Retinal Vessel Blockages
Most people know high blood pressure and other vascular diseases pose risks to overall health, but many may not know that these problems can affect vision by damaging the blood vessels (arteries and veins) in the eye. Arteries are the pipes that carry the blood from the heart and lungs to all the other parts of the body including the retina the light sensing nerve layer lining the back of the eye.
Veins are the pipes that carry the blood back to the heart and lungs. The retina has both arteries and veins. Blockages can occur in both types of vessels in either the main vessels or branches. Diabetes, high cholesterol, smoking and obesity also increase the risks of such problems.
Branch Retinal Artery Occlusion (BRAO)
Branch retinal artery occlusion blocks the small branch arteries in the retina. The most common cause of BRAO is a thrombosis, the formation of a blood clot. Sometimes the blockage is caused by an embolus, a clot carried by the blood from another part of the body.
Central vision is lost suddenly if the blocked retinal artery is one that nourishes the macula, the part of the retina responsible for fine sharp vision. Following BRAO, vision can range from norm(20/20) to barely detecting hand movement.
Central Retinal Artery Occlusion (CRAO)
Central retinal artery occlusion is a blockage of the main artery in your retina.

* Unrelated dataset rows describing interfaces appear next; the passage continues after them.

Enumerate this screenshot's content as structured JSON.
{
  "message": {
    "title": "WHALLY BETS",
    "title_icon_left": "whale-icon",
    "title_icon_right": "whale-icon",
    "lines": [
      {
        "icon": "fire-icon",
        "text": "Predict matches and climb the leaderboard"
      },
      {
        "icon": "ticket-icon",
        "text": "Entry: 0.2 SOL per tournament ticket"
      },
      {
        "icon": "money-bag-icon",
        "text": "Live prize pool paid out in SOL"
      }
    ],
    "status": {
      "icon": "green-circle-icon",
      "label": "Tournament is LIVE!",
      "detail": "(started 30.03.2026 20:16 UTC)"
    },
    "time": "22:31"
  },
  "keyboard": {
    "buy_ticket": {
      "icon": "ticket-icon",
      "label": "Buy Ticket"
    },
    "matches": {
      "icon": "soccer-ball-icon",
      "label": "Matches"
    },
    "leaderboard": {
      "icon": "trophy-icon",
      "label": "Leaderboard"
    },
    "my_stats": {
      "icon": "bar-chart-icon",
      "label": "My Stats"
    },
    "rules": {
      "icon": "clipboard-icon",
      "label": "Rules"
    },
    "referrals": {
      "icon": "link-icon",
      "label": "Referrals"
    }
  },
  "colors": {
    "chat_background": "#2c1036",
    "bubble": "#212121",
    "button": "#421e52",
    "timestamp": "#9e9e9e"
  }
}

The first sign of CRAO is a sudden and painless loss of vision that leaves you barely able to count fingers or determine light from dark.
Loss of vision can be permanent. Irreversible retinal damage occurs after 90 minutes. The goal of treatment is to restore retinal blood flow. After treatment, you should have a thorough medical evaluation.
CRAO usually occurs in people between the ages of 50 and 70. The most common medical problem associated with CRAO is arteriosclerosis, hardening of the arteries. Carotid artery disease is found in almost half the people with CRAO.
The most common cause of CRAO is a thrombosis, an abnormal blood clot formation. Sometimes CRAO is caused by an embolus, a clot that breaks off from another area of the body and is carried to the retina by the bloodstream.
Branch Retinal Vein Occlusion (BRVO)
A blocked vein can cause leakage of blood into the retina and vision loss. This is known as a branch vein occlusion and may be treated with medication or a laser.
Branch retinal vein occlusion blocks small branch veins in the retina. If the blocked retinal veins are ones that nourish the macula, the part of the retina responsible for straight-ahead vision, some central vision is lost. During the course of vein occlusion, sixty percent or greater will have swelling of the central macular vision area. In about one third of people, this macular edema will remain for over one year.
BRVO causes a painless decrease in vision, resulting in misty or distorted vision. If the veins cover a large area, new abnormal vessels may grow on the retinal surface, which can bleed into the eye and cause blurred vision.
High blood pressure is the most common condition associated with BRVO. About 10 to 12 percent of the people who have BRVO also have glaucoma (high pressure in the eye).
There is no cure for BRVO. Finding out what caused the blockage is the first step in treatment. Your ophthalmologist may recommend a period of observation, since hemorrhages and excess fluid may subside on their own. Depending on how damaged the veins are, laser surgery may help reduce the swelling and improve vision. Laser surgery may also shrink the abnormal new blood vessels that are at risk of bleeding.
Central Retinal Vein Occlusion (CRVO)
Central retinal vein occlusion blocks the main vein in the retina. The blockage causes the walls of the vein to leak blood and excess fluid into the retina. When this fluid collects in the macula-the area of the retina responsible for central vision-vision becomes blurry.
Floaters in your vision are another symptom of CRVO. When retinal blood vessels are not working properly, the retina grows new fragile vessels that leak blood into the vitreous, the fluid that fills the center of the eye. Blood in the vitreous clumps and is seen as tiny dark spots, or floaters, in the field of vision.
In severe cases of CRVO, the blocked vein causes painful pressure in the eye. Retinal vein occlusions commonly occur with glaucoma, diabetes, age-related vascular disease, high blood pressure, and blood disorders.
The first step is finding what is causing the vein blockage. There is no cure for CRVO. Your ophthalmologist may recommend a period of observation, since hemorrhages and excess fluid often subside on their own. Laser surgery may be effective in preventing further bleeding into the vitreous, or for treating glaucoma, but it cannot remove the hemorrhage or cure glaucoma once it is present.